*Problem requirements:* The records are to be copied word for word, and the pictures dropped.

Excerpts from an interface dataset
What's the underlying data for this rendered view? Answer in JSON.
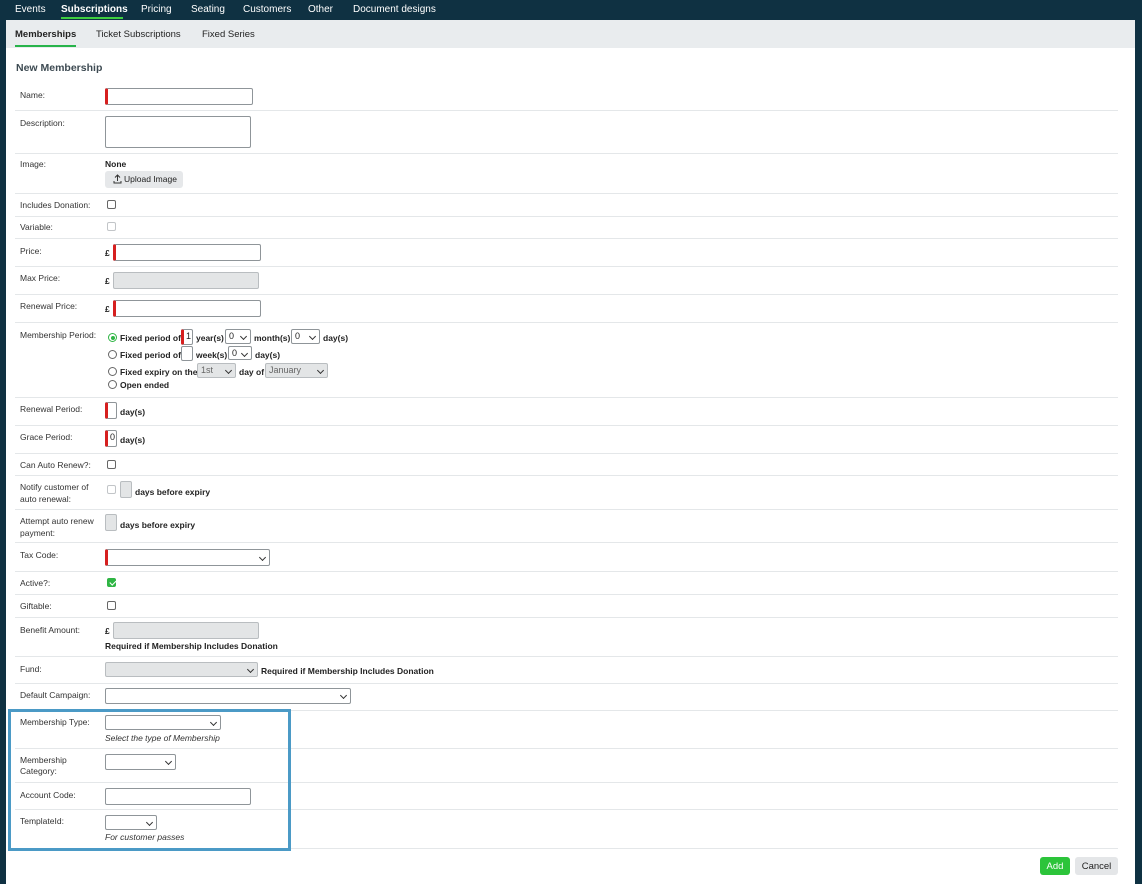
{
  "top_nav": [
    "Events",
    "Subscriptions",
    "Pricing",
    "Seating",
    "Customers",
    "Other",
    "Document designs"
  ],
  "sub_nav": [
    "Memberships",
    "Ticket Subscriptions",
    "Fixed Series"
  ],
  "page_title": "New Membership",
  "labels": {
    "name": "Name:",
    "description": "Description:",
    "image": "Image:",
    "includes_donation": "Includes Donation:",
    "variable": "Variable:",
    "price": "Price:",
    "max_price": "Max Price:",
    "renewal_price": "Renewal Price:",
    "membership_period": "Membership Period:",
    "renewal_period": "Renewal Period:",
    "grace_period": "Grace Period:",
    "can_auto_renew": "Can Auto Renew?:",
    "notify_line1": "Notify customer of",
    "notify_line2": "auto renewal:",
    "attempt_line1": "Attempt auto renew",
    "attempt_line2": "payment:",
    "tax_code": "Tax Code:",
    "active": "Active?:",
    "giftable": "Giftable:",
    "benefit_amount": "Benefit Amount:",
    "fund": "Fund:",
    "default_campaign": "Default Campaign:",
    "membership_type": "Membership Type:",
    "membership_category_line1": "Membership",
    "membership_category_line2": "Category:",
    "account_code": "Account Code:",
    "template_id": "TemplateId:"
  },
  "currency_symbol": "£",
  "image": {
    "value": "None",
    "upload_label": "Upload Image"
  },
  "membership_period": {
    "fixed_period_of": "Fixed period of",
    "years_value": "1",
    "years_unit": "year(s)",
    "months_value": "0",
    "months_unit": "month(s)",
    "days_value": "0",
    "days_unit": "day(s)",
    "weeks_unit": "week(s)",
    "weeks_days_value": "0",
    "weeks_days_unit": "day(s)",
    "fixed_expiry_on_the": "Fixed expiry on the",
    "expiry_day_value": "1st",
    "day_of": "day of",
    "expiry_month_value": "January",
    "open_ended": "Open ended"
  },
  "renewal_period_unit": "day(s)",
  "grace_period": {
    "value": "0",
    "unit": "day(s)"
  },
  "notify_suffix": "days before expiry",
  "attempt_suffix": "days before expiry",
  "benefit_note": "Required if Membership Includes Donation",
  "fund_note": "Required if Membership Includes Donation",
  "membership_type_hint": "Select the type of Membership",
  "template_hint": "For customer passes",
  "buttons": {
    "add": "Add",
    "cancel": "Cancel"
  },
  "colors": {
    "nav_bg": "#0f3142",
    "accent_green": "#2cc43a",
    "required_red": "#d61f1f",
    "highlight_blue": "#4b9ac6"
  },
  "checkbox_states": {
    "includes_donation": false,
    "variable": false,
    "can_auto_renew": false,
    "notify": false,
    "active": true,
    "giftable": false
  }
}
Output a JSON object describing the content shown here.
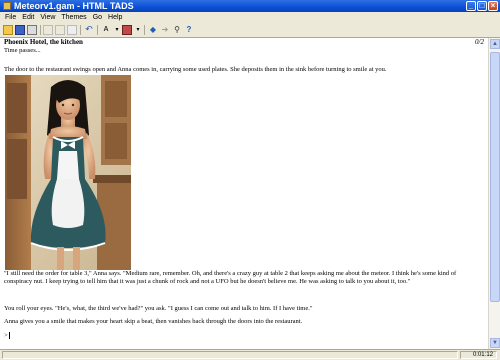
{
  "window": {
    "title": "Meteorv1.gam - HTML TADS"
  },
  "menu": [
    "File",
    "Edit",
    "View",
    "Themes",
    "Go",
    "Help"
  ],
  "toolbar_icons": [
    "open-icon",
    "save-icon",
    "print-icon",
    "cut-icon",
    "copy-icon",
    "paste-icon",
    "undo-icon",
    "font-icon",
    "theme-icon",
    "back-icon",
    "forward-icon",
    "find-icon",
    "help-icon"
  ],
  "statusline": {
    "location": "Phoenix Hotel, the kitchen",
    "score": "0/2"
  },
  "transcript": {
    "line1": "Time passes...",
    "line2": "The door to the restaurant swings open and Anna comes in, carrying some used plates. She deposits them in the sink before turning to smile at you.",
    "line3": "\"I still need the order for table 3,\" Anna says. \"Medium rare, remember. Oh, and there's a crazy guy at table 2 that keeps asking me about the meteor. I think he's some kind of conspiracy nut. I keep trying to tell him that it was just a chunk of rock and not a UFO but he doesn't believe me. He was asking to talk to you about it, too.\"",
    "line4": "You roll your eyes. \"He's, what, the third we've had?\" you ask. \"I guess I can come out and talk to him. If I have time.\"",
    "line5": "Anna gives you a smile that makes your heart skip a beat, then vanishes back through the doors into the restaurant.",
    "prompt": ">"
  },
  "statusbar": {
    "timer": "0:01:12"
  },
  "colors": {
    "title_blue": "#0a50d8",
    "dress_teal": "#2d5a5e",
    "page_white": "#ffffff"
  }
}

*Exercise answer:*
What's the underlying data for this rendered view? Answer in JSON.
{
  "top_nav": [
    "Events",
    "Subscriptions",
    "Pricing",
    "Seating",
    "Customers",
    "Other",
    "Document designs"
  ],
  "sub_nav": [
    "Memberships",
    "Ticket Subscriptions",
    "Fixed Series"
  ],
  "page_title": "New Membership",
  "labels": {
    "name": "Name:",
    "description": "Description:",
    "image": "Image:",
    "includes_donation": "Includes Donation:",
    "variable": "Variable:",
    "price": "Price:",
    "max_price": "Max Price:",
    "renewal_price": "Renewal Price:",
    "membership_period": "Membership Period:",
    "renewal_period": "Renewal Period:",
    "grace_period": "Grace Period:",
    "can_auto_renew": "Can Auto Renew?:",
    "notify_line1": "Notify customer of",
    "notify_line2": "auto renewal:",
    "attempt_line1": "Attempt auto renew",
    "attempt_line2": "payment:",
    "tax_code": "Tax Code:",
    "active": "Active?:",
    "giftable": "Giftable:",
    "benefit_amount": "Benefit Amount:",
    "fund": "Fund:",
    "default_campaign": "Default Campaign:",
    "membership_type": "Membership Type:",
    "membership_category_line1": "Membership",
    "membership_category_line2": "Category:",
    "account_code": "Account Code:",
    "template_id": "TemplateId:"
  },
  "currency_symbol": "£",
  "image": {
    "value": "None",
    "upload_label": "Upload Image"
  },
  "membership_period": {
    "fixed_period_of": "Fixed period of",
    "years_value": "1",
    "years_unit": "year(s)",
    "months_value": "0",
    "months_unit": "month(s)",
    "days_value": "0",
    "days_unit": "day(s)",
    "weeks_unit": "week(s)",
    "weeks_days_value": "0",
    "weeks_days_unit": "day(s)",
    "fixed_expiry_on_the": "Fixed expiry on the",
    "expiry_day_value": "1st",
    "day_of": "day of",
    "expiry_month_value": "January",
    "open_ended": "Open ended"
  },
  "renewal_period_unit": "day(s)",
  "grace_period": {
    "value": "0",
    "unit": "day(s)"
  },
  "notify_suffix": "days before expiry",
  "attempt_suffix": "days before expiry",
  "benefit_note": "Required if Membership Includes Donation",
  "fund_note": "Required if Membership Includes Donation",
  "membership_type_hint": "Select the type of Membership",
  "template_hint": "For customer passes",
  "buttons": {
    "add": "Add",
    "cancel": "Cancel"
  },
  "colors": {
    "nav_bg": "#0f3142",
    "accent_green": "#2cc43a",
    "required_red": "#d61f1f",
    "highlight_blue": "#4b9ac6"
  },
  "checkbox_states": {
    "includes_donation": false,
    "variable": false,
    "can_auto_renew": false,
    "notify": false,
    "active": true,
    "giftable": false
  }
}
Output a JSON object describing the content shown here.
{
  "window": {
    "title": "Meteorv1.gam - HTML TADS"
  },
  "menu": [
    "File",
    "Edit",
    "View",
    "Themes",
    "Go",
    "Help"
  ],
  "toolbar_icons": [
    "open-icon",
    "save-icon",
    "print-icon",
    "cut-icon",
    "copy-icon",
    "paste-icon",
    "undo-icon",
    "font-icon",
    "theme-icon",
    "back-icon",
    "forward-icon",
    "find-icon",
    "help-icon"
  ],
  "statusline": {
    "location": "Phoenix Hotel, the kitchen",
    "score": "0/2"
  },
  "transcript": {
    "line1": "Time passes...",
    "line2": "The door to the restaurant swings open and Anna comes in, carrying some used plates. She deposits them in the sink before turning to smile at you.",
    "line3": "\"I still need the order for table 3,\" Anna says. \"Medium rare, remember. Oh, and there's a crazy guy at table 2 that keeps asking me about the meteor. I think he's some kind of conspiracy nut. I keep trying to tell him that it was just a chunk of rock and not a UFO but he doesn't believe me. He was asking to talk to you about it, too.\"",
    "line4": "You roll your eyes. \"He's, what, the third we've had?\" you ask. \"I guess I can come out and talk to him. If I have time.\"",
    "line5": "Anna gives you a smile that makes your heart skip a beat, then vanishes back through the doors into the restaurant.",
    "prompt": ">"
  },
  "statusbar": {
    "timer": "0:01:12"
  },
  "colors": {
    "title_blue": "#0a50d8",
    "dress_teal": "#2d5a5e",
    "page_white": "#ffffff"
  }
}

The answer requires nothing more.